It’s ironic that in most universities, students take many of their core liberal-arts requirements (that are designed for mature minds) during the years in which they are the least mature. Michael Mendillo, professor of astronomy at Boston University, expresses this point in the conclusion of his Chronicle article:
Ultimately, colleges should be developing ways to have general-education goals met not at the onset of college, when incoming freshmen have the mind-set of ninth-semester high-school students, but in upper-class years when students have more of a foundation upon which to experience and to contribute to the breadth of their own education.
Such a change would be revolutionary. I’d even go a step further. Imagine giving students who are seeking more vocational majors (e.g. accounting, nursing, etc.) the option of a two-year degree that just focuses on that major. Many of these students sleep through their core courses because they just want a workforce-readiness certificate.

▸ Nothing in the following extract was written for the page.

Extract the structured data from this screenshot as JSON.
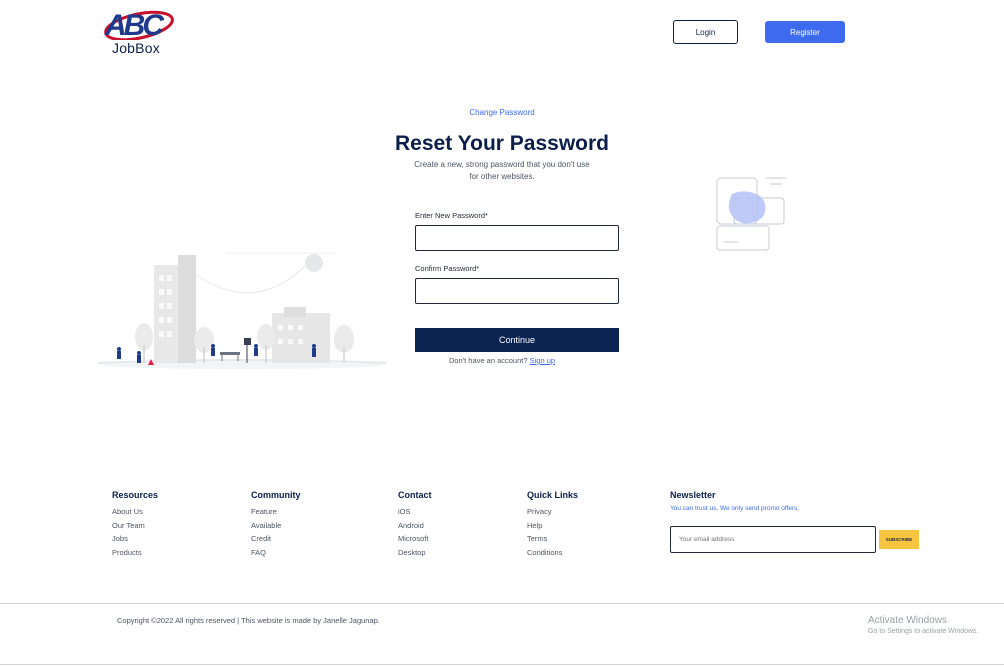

Then, for those who decide that they desire “liberal learning,” I’d provide an option to take the core curriculum in their junior and senior years in order to earn a four-year degree. At that point, those students will be more mature and, as an added bonus, they may only be enrolling in that course of study because they, gasp, want to learn.